Oranje-Nassau Energie has been acquired by a consortium led by Dyas UK and consisting of Dutch private investment company ONH and Sumitomo Corporation, the Japanese investment firm. The consortium beat off reported interest from British oil & gas business BG Group, Royal Dutch and Total.
It represents a good start for new Wendel chairman Frédéric Lemoine, who took over from Jean-Bernard Lafonta in March. According to sources close to the firm, the deal was in motion before Lafonta resigned, but Lemoine was a key factor in getting the deal done.
Lemoine said: “I proposed this transaction because it crystallises a good value creation for activities developed by Wendel and Oranje-Nassau over the last 20 years. In light of maturing assets in North Sea oil fields, we had the choice to massively invest to upscale the business internationally or to take advantage of a very attractive proposition. This transaction is perfectly in line with our investment strategy and increases financial headrooms for Wendel”.
Oranje-Nassau Energie (ONE) has assets in the British and Dutch North Sea as well as Gabon, and the sale price was based on the long-term price of oil at US$70 a barrel. Following the repayment of €125m of debt, Oranje-Nassau Groep will realise a capital gain of almost €350m, with the net proceeds for Wendel to be around €505m.
Following the divestment of ONE, the Group will still hold Deutsch, Stahl, Stallergenes, Materis and AVR.
It’s a bright spot of good news for Wendel in an otherwise gloomy period for the firm.
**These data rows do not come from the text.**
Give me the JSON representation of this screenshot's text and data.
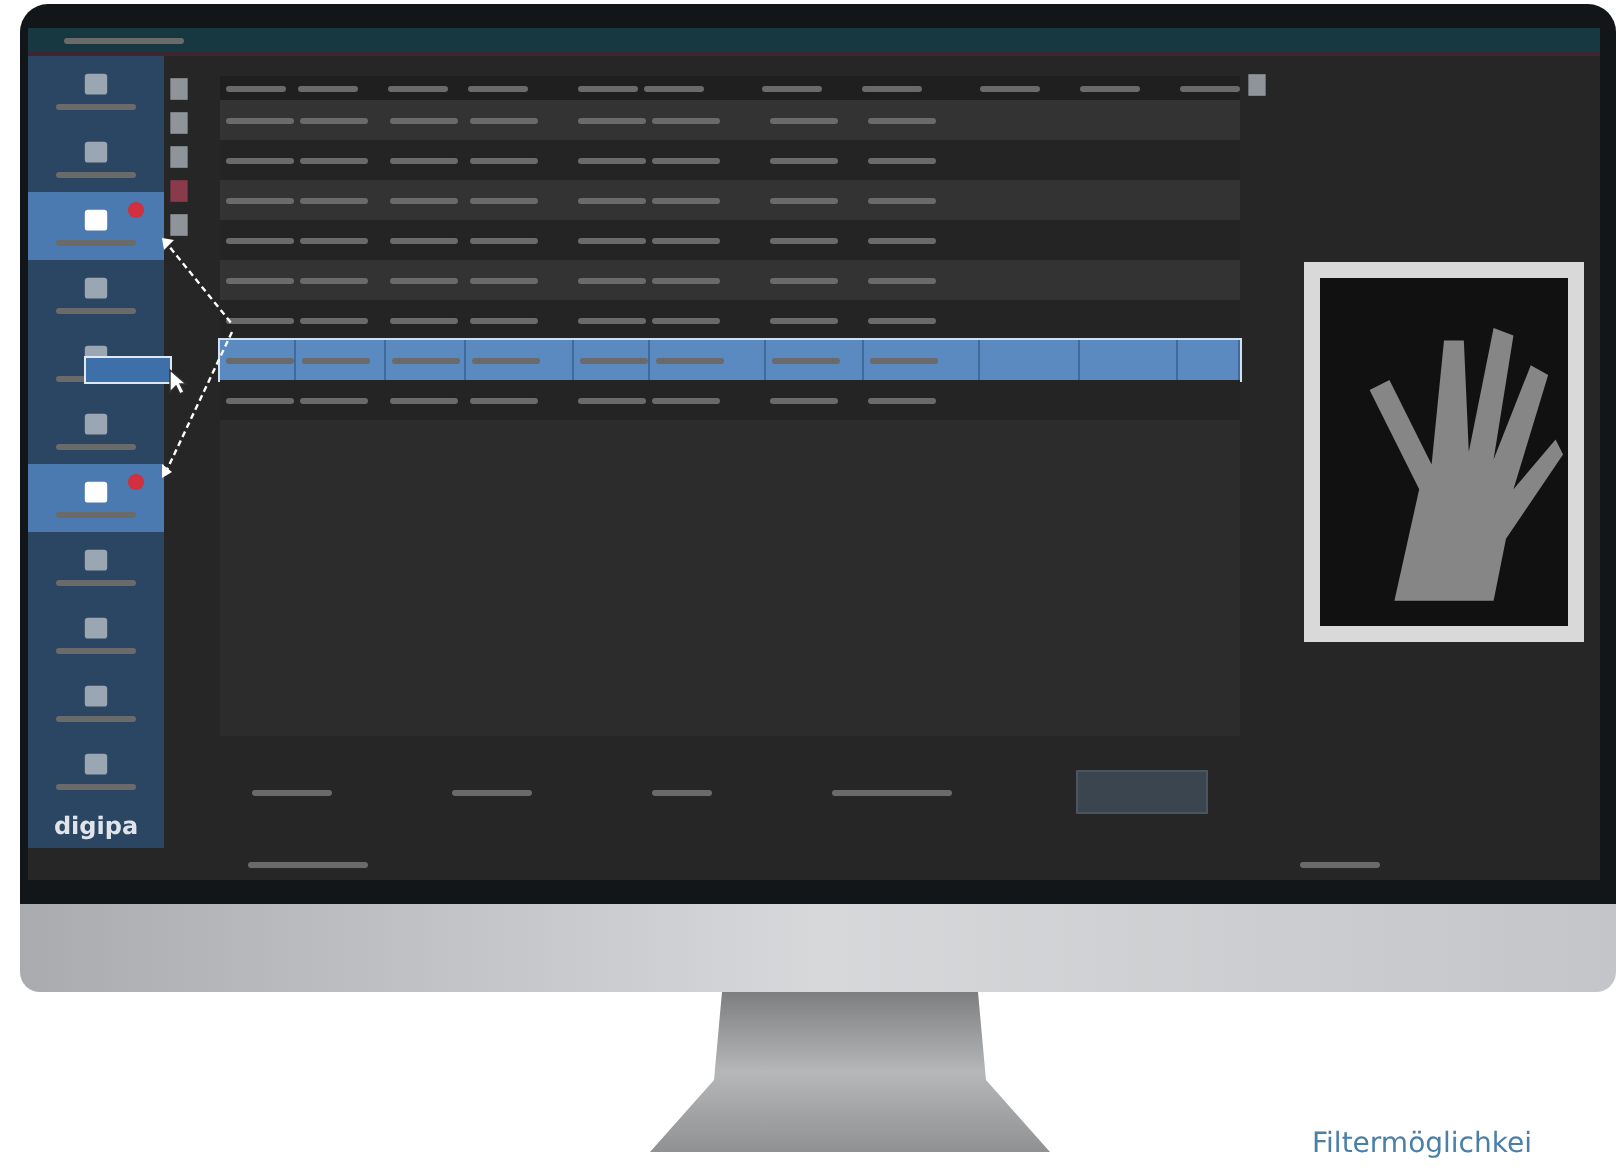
{
  "sidebar": {
    "items": [
      {
        "selected": false,
        "badge": false
      },
      {
        "selected": false,
        "badge": false
      },
      {
        "selected": true,
        "badge": true
      },
      {
        "selected": false,
        "badge": false
      },
      {
        "selected": false,
        "badge": false
      },
      {
        "selected": false,
        "badge": false
      },
      {
        "selected": true,
        "badge": true
      },
      {
        "selected": false,
        "badge": false
      },
      {
        "selected": false,
        "badge": false
      },
      {
        "selected": false,
        "badge": false
      },
      {
        "selected": false,
        "badge": false
      }
    ],
    "logo": "digipa"
  },
  "table": {
    "rows": [
      {
        "selected": false
      },
      {
        "selected": false
      },
      {
        "selected": false
      },
      {
        "selected": false
      },
      {
        "selected": false
      },
      {
        "selected": false
      },
      {
        "selected": true
      },
      {
        "selected": false
      }
    ]
  },
  "caption": "Filtermöglichkei"
}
In October last year ratings agency Standard & Poor’s relegated its rating on the French private equity group to ‘junk’ status, and more recently, in May, it warned investors it could make a full-year loss despite the sale of ONE and a portion of its interest in French inspection agency Bureau Veritas.